We humans, however, wait an average of nineteen years before bearing our first child. Why? If shortening the time between being born and bearing as many offspring as often as possible works so well for other mammals, for what reasons would evolution twist itself backward with Africa’s struggling troops of savanna apes? Why bring increasingly defenseless infants into the world? Why expose their parents to greater danger to feed and protect them? Why insert this extra, unprecedented cycle of growth, this thing we call childhood, into a life—a time when we rely utterly on other adults to take care of us? And what advantage is there in taking nearly two decades to bring the first of the next generation into the fold? …
We do know this: around a million years ago or so—early November in the Human Evolutionary Calendar—the robust primates had met their end, and so had many gracile species, but a handful continued and even flourished. Already some had departed Africa and had begun fanning out east to Asia and the far Pacific. The cerebral Rubicon had been crossed and there was no going back.
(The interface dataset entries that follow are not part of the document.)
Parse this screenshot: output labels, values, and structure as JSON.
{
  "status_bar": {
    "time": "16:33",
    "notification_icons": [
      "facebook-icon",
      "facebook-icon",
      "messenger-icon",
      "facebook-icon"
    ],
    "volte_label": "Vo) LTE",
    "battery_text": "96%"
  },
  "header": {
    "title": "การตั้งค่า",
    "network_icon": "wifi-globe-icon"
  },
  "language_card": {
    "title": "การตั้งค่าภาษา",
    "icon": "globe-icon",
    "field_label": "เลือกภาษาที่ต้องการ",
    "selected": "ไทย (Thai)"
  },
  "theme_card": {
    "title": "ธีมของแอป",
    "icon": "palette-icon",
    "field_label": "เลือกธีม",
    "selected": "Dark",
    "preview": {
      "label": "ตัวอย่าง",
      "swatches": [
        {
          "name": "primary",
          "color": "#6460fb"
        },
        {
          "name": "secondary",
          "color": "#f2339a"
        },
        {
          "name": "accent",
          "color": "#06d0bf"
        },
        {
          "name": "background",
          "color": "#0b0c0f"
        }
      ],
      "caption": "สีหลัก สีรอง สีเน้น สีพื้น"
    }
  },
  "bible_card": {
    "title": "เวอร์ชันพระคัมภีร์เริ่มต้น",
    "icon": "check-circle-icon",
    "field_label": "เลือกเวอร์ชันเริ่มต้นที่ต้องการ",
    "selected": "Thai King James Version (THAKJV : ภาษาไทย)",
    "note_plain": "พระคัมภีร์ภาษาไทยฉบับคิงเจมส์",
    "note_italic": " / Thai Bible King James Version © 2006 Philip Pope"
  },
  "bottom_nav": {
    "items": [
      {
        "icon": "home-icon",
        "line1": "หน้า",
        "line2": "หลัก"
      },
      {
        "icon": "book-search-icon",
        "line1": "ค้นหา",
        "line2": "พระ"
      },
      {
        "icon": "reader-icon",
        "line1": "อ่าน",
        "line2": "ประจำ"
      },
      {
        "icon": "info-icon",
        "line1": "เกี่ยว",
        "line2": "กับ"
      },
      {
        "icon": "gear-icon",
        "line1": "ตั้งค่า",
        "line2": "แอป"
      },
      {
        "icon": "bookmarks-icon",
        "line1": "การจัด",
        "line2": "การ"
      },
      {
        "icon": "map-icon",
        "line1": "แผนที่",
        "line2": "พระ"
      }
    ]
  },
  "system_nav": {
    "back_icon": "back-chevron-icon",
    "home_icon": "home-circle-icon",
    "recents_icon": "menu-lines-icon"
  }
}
This meant that evolution’s forces had opted, in the case of our direct ancestors, for bigger and better brains rather than more sex and more off spring as a survival strategy. And, against all odds, it was working—a profound evolutionary shift. Over time, in the crucible of the hot African savanna, far away in time from the Eden of rain forests, an exchange was made—reproductive agility for mental agility. If bringing a child into the world “younger” was what it took, fine. If expending more time and energy on being a parent was necessary to ensure that a creature with a bigger, sharper brain would survive, then so be it. If evolving an entirely new phase of life that created the planet’s first children was required, then it had to happen. The imponderable forces of evolution had made a bet that delivered not greater speed or ferocity, not greater endurance or strength, but greater intelligence, or put in flat Darwinian terms, greater adaptability. Because that is what larger, more complex brains deliver—a cerebral suppleness that makes it possible to adjust to circumstances on the fly, a reliance not so much on genes as on cleverness. ] It is strange to think that events could well have gone another way. Earth might today be a planet of seven continents and seven seas and not a single city. A place where bison and elephants and tigers roam unheeded and unharmed, and troops of bright, robust primates live throughout Africa, maybe even as far away as Europe and Asia, with not a single car or skyscraper or spaceship to be found. Not even fire or clothing. Who can say? But as it happened, childhood evolved, and despite some very long odds, our species found its way into the present.
Chip Walter is a science writer and author and is a former CNN bureau chief and documentary filmmaker. His articles have appeared in Scientific American, Slate, the Economist and many other publications. Last Ape Standing is his fourth book. To learn more about the book and his other writing, visit www.chipwalter.com